--- Listed entries Enclosed Below ---

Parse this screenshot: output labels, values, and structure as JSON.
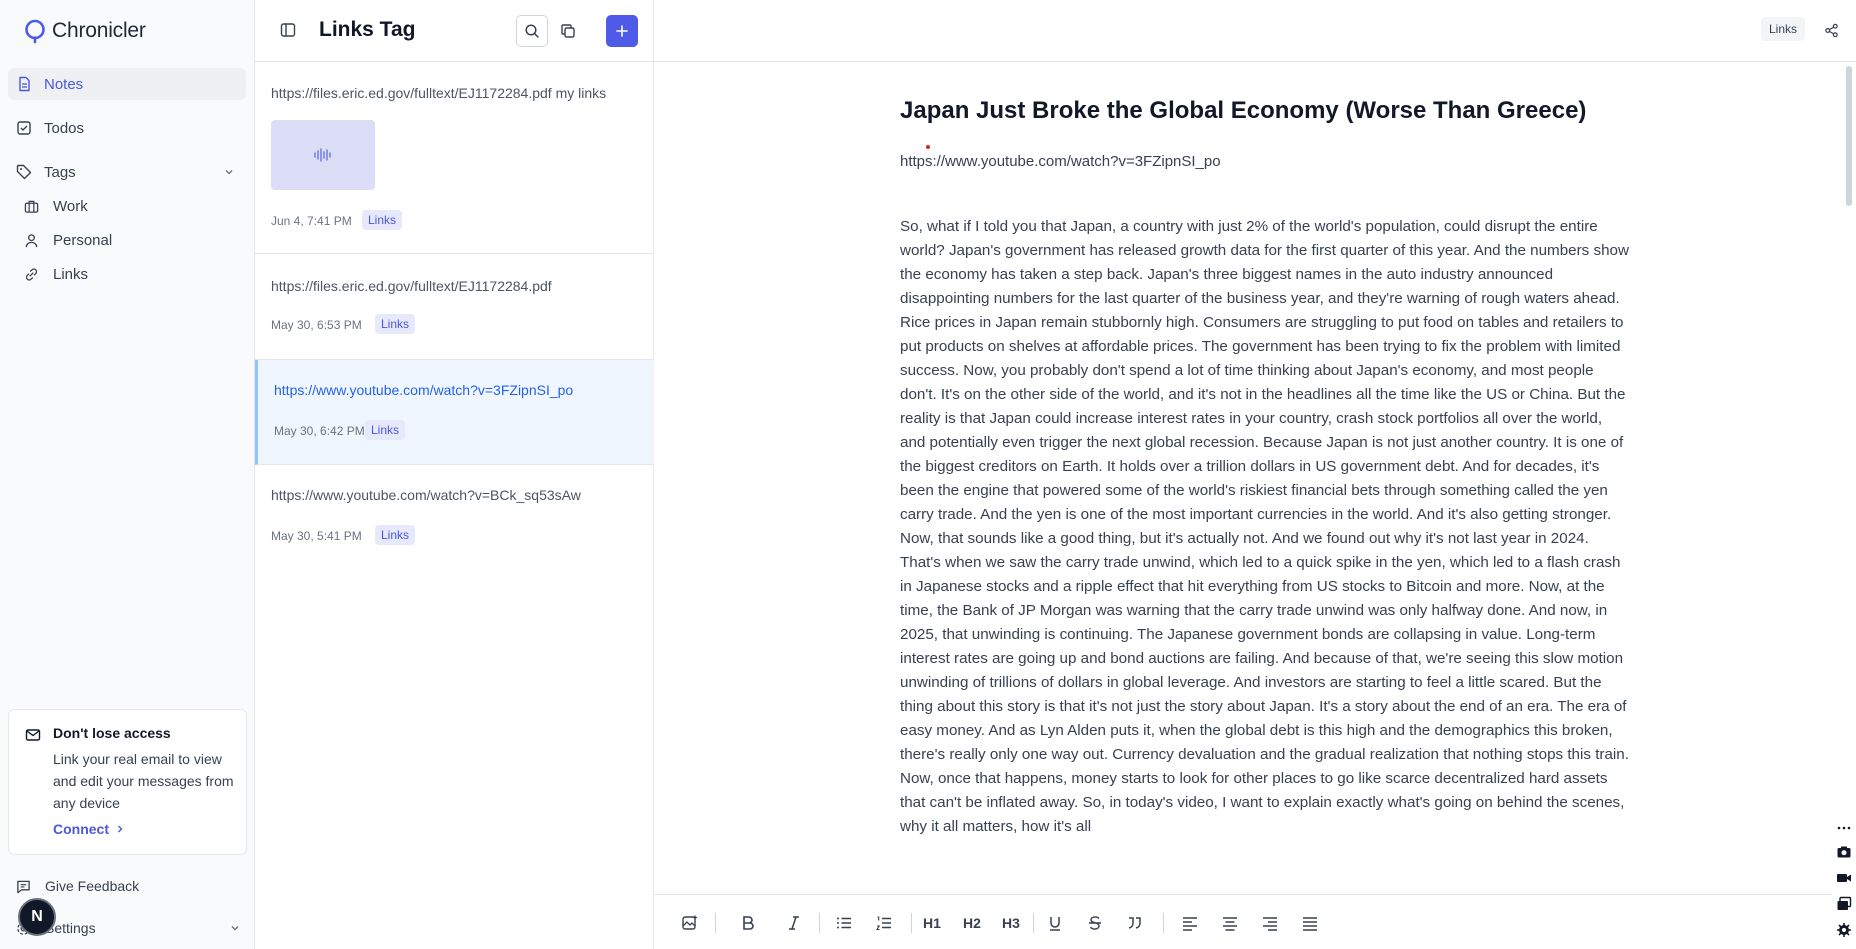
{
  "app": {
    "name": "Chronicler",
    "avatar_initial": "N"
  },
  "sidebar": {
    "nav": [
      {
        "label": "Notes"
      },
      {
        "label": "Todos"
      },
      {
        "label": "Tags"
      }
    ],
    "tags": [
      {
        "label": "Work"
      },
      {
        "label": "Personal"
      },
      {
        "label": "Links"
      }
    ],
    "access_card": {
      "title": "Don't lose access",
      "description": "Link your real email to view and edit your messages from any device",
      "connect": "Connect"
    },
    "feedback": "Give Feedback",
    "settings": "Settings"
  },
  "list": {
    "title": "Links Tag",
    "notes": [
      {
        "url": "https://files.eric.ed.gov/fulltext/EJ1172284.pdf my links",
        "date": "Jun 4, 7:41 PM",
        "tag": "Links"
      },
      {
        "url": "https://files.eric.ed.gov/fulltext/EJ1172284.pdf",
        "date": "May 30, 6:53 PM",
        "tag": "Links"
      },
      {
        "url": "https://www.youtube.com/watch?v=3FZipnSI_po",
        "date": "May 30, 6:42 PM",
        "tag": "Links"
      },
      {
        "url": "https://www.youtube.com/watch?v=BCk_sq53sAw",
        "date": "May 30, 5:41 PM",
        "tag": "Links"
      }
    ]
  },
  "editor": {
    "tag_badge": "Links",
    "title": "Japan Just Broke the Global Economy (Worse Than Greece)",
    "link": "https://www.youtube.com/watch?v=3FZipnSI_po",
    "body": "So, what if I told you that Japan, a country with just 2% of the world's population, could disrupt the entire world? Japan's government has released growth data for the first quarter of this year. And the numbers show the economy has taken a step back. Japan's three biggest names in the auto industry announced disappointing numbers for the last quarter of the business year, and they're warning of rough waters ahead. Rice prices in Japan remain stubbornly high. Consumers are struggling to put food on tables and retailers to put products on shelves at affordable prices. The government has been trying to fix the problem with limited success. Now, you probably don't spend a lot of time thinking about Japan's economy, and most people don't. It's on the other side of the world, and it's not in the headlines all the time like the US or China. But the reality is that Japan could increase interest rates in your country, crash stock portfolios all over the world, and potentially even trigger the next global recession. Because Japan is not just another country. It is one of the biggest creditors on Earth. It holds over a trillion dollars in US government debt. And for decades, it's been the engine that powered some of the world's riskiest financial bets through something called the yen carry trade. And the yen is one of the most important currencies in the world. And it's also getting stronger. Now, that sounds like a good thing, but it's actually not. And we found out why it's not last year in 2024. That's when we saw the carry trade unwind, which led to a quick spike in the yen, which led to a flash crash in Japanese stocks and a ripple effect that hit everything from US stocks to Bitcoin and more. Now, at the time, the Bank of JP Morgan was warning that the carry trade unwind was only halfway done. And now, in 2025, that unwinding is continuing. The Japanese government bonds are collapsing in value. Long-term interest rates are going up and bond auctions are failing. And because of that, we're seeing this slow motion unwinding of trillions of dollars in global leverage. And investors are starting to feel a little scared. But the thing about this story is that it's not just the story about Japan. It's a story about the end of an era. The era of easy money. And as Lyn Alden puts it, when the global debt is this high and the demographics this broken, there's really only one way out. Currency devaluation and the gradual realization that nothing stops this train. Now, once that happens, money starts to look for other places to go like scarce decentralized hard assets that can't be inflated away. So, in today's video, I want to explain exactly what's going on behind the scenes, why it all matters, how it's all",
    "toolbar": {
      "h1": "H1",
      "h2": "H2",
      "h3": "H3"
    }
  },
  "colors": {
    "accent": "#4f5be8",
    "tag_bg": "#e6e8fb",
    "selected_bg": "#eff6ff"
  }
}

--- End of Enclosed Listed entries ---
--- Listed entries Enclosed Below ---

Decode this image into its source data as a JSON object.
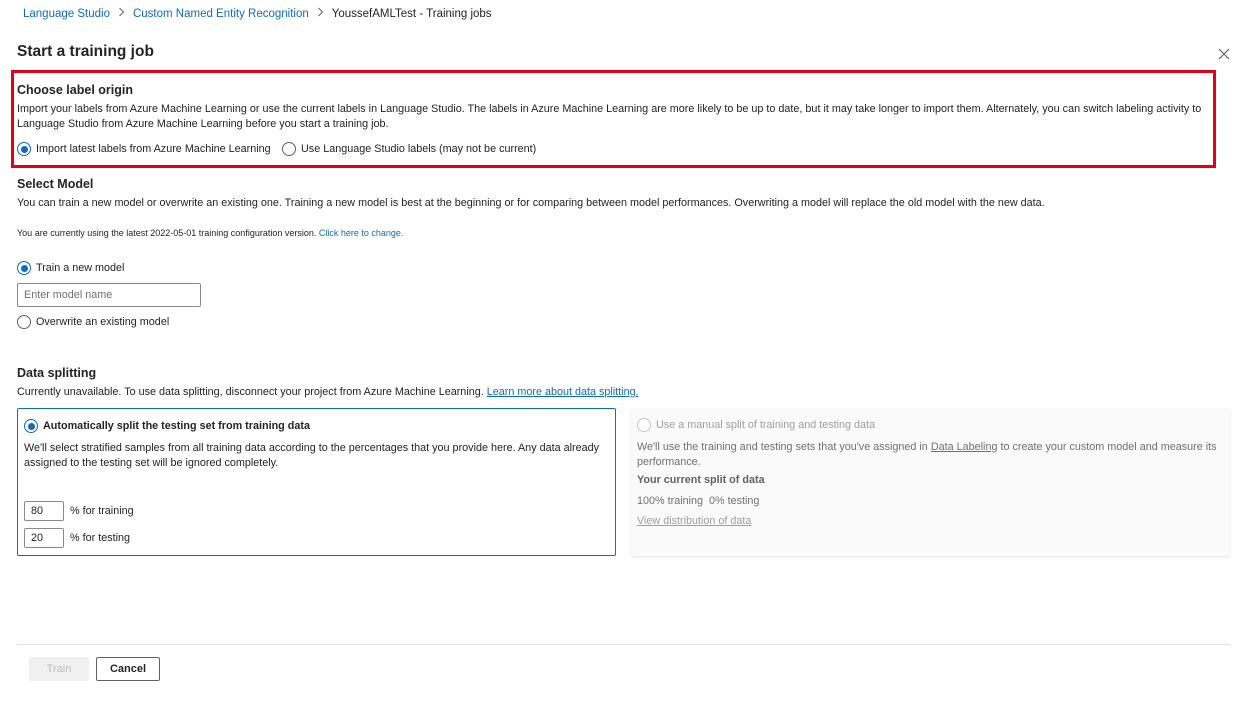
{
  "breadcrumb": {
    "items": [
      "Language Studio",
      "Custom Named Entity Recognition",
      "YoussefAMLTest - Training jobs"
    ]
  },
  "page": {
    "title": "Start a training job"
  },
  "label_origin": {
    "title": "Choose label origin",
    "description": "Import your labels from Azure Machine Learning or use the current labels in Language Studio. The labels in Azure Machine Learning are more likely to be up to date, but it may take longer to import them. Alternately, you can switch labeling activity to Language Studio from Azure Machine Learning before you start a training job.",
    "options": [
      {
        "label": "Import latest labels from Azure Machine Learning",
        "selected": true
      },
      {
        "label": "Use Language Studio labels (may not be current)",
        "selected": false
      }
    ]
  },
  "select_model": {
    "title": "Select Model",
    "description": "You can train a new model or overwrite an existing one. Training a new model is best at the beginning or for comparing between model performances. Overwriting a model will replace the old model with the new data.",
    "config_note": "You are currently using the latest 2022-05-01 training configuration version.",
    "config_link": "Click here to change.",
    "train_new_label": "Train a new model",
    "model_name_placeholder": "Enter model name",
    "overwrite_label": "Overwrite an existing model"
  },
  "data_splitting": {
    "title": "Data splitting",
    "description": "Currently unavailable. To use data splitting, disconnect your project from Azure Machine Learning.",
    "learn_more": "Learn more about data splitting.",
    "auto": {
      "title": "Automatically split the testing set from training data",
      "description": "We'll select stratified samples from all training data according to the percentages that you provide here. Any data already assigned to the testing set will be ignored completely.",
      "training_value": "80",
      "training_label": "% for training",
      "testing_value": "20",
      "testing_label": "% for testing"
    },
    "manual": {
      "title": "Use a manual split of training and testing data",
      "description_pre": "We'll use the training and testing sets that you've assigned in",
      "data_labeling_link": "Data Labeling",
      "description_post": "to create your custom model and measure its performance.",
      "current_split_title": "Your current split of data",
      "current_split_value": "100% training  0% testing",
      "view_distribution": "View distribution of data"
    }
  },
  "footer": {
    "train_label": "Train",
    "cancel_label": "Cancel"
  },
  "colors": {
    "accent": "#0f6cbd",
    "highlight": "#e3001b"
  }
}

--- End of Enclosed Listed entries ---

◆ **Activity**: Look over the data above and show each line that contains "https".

◆ **Expected answer**:
        "url": "https://files.eric.ed.gov/fulltext/EJ1172284.pdf my links",
        "url": "https://files.eric.ed.gov/fulltext/EJ1172284.pdf",
        "url": "https://www.youtube.com/watch?v=3FZipnSI_po",
        "url": "https://www.youtube.com/watch?v=BCk_sq53sAw",
    "link": "https://www.youtube.com/watch?v=3FZipnSI_po",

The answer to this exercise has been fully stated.